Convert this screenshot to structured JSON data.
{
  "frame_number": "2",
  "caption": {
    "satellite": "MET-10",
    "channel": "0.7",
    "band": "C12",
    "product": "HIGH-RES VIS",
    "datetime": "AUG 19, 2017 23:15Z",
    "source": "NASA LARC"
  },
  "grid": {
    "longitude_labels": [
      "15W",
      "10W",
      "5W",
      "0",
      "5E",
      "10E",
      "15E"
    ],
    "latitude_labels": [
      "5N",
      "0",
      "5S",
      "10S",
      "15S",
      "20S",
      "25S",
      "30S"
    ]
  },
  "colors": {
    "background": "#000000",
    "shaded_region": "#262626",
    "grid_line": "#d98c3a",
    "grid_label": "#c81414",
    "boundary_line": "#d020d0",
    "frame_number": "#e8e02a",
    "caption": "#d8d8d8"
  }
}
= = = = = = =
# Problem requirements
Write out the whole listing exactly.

# Your solution
Convert this screenshot to structured JSON data.
{
  "frame_number": "2",
  "caption": {
    "satellite": "MET-10",
    "channel": "0.7",
    "band": "C12",
    "product": "HIGH-RES VIS",
    "datetime": "AUG 19, 2017 23:15Z",
    "source": "NASA LARC"
  },
  "grid": {
    "longitude_labels": [
      "15W",
      "10W",
      "5W",
      "0",
      "5E",
      "10E",
      "15E"
    ],
    "latitude_labels": [
      "5N",
      "0",
      "5S",
      "10S",
      "15S",
      "20S",
      "25S",
      "30S"
    ]
  },
  "colors": {
    "background": "#000000",
    "shaded_region": "#262626",
    "grid_line": "#d98c3a",
    "grid_label": "#c81414",
    "boundary_line": "#d020d0",
    "frame_number": "#e8e02a",
    "caption": "#d8d8d8"
  }
}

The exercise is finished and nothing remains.